Hans Herrmann’s big 1958 accident at AVUS (see Chaps 4) was in a BRP entered BRM. While in the following 6 months Ivor Bueb, Harry Schell and Chris Bristow all reaped the benefits of having fully paid-up life-insurance policies, as a result of finding employment at the wheel of BRP’s squad of heavily modified Coopers.

In 1961, British drivers Cliff Allison and Henry Taylor both had F1 career ending accidents in BRP cars. An achievement matched in the same year by Argentinean hot-shot Juan-Manuel Bordeu, before he’d even managed to start in a Grand Prix.

And in 1962 the great Stirling Moss himself took the opportunity to have his final retirement inducing accident at the controls of a BRP entered Lotus.

Interestingly, had he not had to retire, Stirling was to have driven the rest of the season in a semi-works Ferrari. Run, of-course, by BRP. It was delivered, but in Stirling’s absence was raced just once, by Innes Ireland in a non-championship race at Silverstone, before the Man-at-Maranello asked for it back.

BRP tried building their own BRM powered cars in 1963 and 1964, without any better success. Then in 1965 they turned their hand to the Indy 500.

This took place without any embarrassment, but also without troubling the organizers of the prize-giving ceremonies. That would be their last ever race.

Another fact though. While Stirling Moss never drove in the Indy 500, his old dad Alfred Moss, pre-war, did.


All racing drivers should look like this No.4

Glen “Fireball” Roberts in 1964. A genuine NASCAR legend. Giving a racing driver the nickname “Fireball” in those days, was a clear temptation of fate. And several months after this photo was taken, those fates finally noticed the joke and conspired to arrange a suitably ironic demise for our man. Which was surprising, since you’d have thought that those casual leather loafers would have afforded more than enough protection.

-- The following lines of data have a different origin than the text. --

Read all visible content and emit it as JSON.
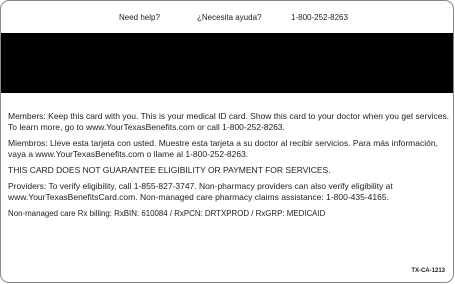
{
  "help": {
    "english": "Need help?",
    "spanish": "¿Necesita ayuda?",
    "phone": "1-800-252-8263"
  },
  "paragraphs": {
    "members": "Members: Keep this card with you. This is your medical ID card. Show this card to your doctor when you get services. To learn more, go to www.YourTexasBenefits.com or call 1-800-252-8263.",
    "miembros": "Miembros: Lleve esta tarjeta con usted. Muestre esta tarjeta a su doctor al recibir servicios. Para más información, vaya a www.YourTexasBenefits.com o llame al 1-800-252-8263.",
    "disclaimer": "THIS CARD DOES NOT GUARANTEE ELIGIBILITY OR PAYMENT FOR SERVICES.",
    "providers": "Providers: To verify eligibility, call 1-855-827-3747. Non-pharmacy providers can also verify eligibility at www.YourTexasBenefitsCard.com. Non-managed care pharmacy claims assistance: 1-800-435-4165.",
    "rx_billing": "Non-managed care Rx billing: RxBIN: 610084 / RxPCN: DRTXPROD / RxGRP: MEDICAID"
  },
  "card_code": "TX-CA-1213"
}
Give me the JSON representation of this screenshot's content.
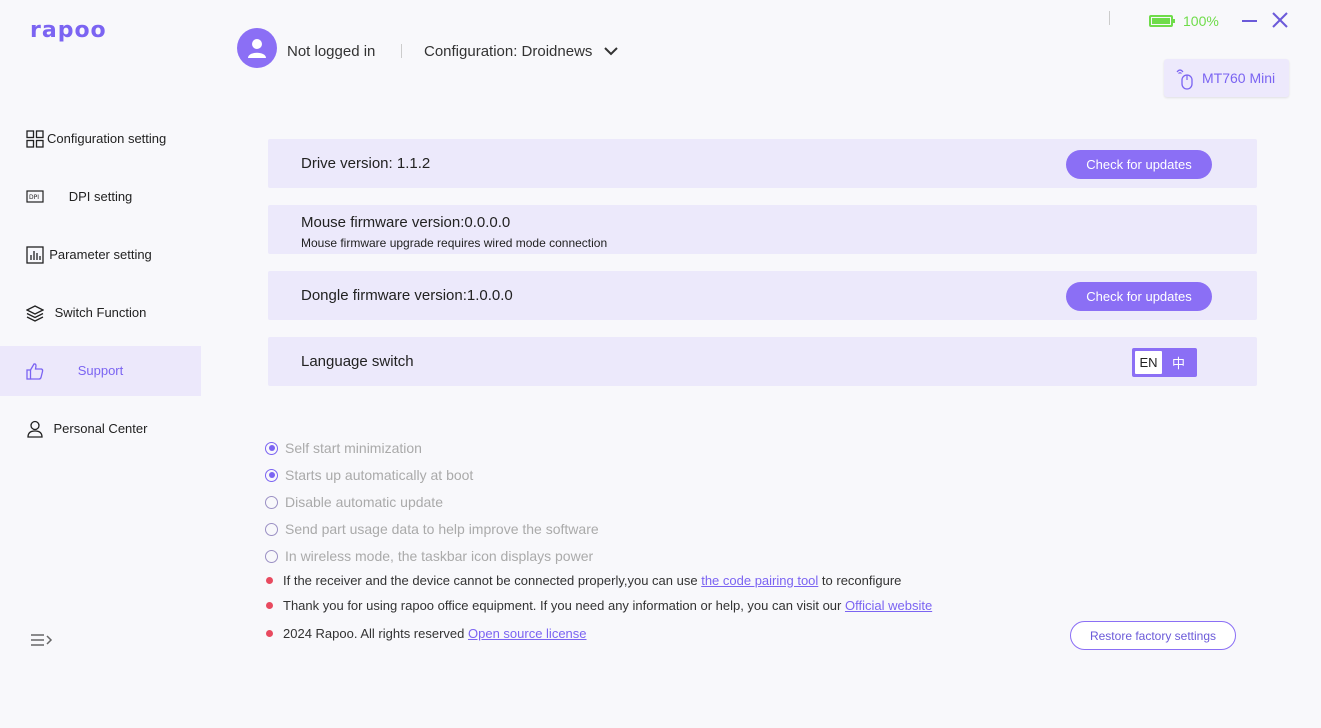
{
  "app": {
    "logo": "rapoo",
    "accent_color": "#8b6ff5",
    "battery_color": "#6fdc4a",
    "warning_dot_color": "#e84a5f"
  },
  "header": {
    "user_status": "Not logged in",
    "configuration_label": "Configuration: Droidnews",
    "battery_percent": "100%",
    "device_name": "MT760 Mini"
  },
  "sidebar": {
    "items": [
      {
        "label": "Configuration setting",
        "icon": "grid-icon"
      },
      {
        "label": "DPI setting",
        "icon": "dpi-icon"
      },
      {
        "label": "Parameter setting",
        "icon": "bar-chart-icon"
      },
      {
        "label": "Switch Function",
        "icon": "layers-icon"
      },
      {
        "label": "Support",
        "icon": "thumbs-up-icon",
        "active": true
      },
      {
        "label": "Personal Center",
        "icon": "person-icon"
      }
    ]
  },
  "main": {
    "drive": {
      "title": "Drive version: 1.1.2",
      "button": "Check for updates"
    },
    "mouse_fw": {
      "title": "Mouse firmware version:0.0.0.0",
      "subtitle": "Mouse firmware upgrade requires wired mode connection"
    },
    "dongle_fw": {
      "title": "Dongle firmware version:1.0.0.0",
      "button": "Check for updates"
    },
    "language": {
      "title": "Language switch",
      "options": [
        "EN",
        "中"
      ],
      "selected": "EN"
    },
    "options": [
      {
        "label": "Self start minimization",
        "checked": true
      },
      {
        "label": "Starts up automatically at boot",
        "checked": true
      },
      {
        "label": "Disable automatic update",
        "checked": false
      },
      {
        "label": "Send part usage data to help improve the software",
        "checked": false
      },
      {
        "label": "In wireless mode, the taskbar icon displays power",
        "checked": false
      }
    ],
    "notes": [
      {
        "text_before": "If the receiver and the device cannot be connected properly,you can use ",
        "link": "the code pairing tool",
        "text_after": " to reconfigure"
      },
      {
        "text_before": "Thank you for using rapoo office equipment. If you need any information or help, you can visit our ",
        "link": "Official website",
        "text_after": ""
      },
      {
        "text_before": "2024 Rapoo. All rights reserved ",
        "link": "Open source license",
        "text_after": ""
      }
    ],
    "restore_button": "Restore factory settings"
  }
}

Hey boss, lets put the driver in a side-car and give him the steering wheel off of a Routemaster bus.

This is NASCAR star Bobby Johns attempting, unsuccessfully of course, to qualify Smokey Yunick’s “Hurst Floor-Shift Special” at Indianapolis in 1964.He ended the unpleasantness by backing the device into the scenery.

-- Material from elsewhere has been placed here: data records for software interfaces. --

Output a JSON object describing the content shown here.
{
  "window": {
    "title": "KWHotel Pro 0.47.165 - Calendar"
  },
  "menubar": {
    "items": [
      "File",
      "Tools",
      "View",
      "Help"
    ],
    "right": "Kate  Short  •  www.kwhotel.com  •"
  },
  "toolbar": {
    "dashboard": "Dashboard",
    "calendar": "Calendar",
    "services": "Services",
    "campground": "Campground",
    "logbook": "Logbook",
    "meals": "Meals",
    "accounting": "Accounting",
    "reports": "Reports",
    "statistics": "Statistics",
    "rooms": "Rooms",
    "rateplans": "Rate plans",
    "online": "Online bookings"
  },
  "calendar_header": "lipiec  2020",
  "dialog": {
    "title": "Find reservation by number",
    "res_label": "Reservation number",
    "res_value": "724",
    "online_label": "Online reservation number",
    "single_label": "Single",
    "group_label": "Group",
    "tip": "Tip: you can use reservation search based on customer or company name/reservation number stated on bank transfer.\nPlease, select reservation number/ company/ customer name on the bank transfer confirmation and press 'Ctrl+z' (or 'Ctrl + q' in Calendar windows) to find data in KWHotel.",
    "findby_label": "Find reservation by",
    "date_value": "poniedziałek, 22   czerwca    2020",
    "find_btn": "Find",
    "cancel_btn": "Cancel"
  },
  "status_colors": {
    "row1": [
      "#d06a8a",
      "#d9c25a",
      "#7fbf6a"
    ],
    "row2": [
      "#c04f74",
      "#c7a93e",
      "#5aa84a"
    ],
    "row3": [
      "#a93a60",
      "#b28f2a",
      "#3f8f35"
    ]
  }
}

This was not just the hare-brained fantasy of some unrealistic chancer. This was the hare-brained fantasy of NASCAR & Indy legend Smokey Yunick, who’s cars already had NASCAR championships and an Indy 500 win to their credit.

Yunick was also legendary for his run-ins with the NASCAR authorities. This reached a peak in 1968 when at a post-race inspection it was announced that they’d found 16 irregularities with his car. Yunick then climbed into the stripped-down car, which was missing it’s regulation-size petrol tank, and said “you’d better make that 17”. He then fired up the tank-less car and drove it back to his pit!

After that he retired from racing to run his Daytona Beach garage business called “The Best Damned Garage in Town”. Unfathomably, the unraced Hurst Floor-Shift Special still exists.


Hey boss, let’s put ALL the radiators in the front.

This is the Irish Republics greatest F1 driver, Derek Daly, trying, naturally unsuccessfully, to qualify the Ensign N179 at Kyalami in 1979. The car was hastily re-configured in time for the next race, and exists today in this tediously conventional form.


A Martini Racing Porsche 917 being refuelled at Brands Hatch in 1971

The chap of interest is on the left. He appears to have a fuel tank on his back, and forty-odd years on, you can still read his lips!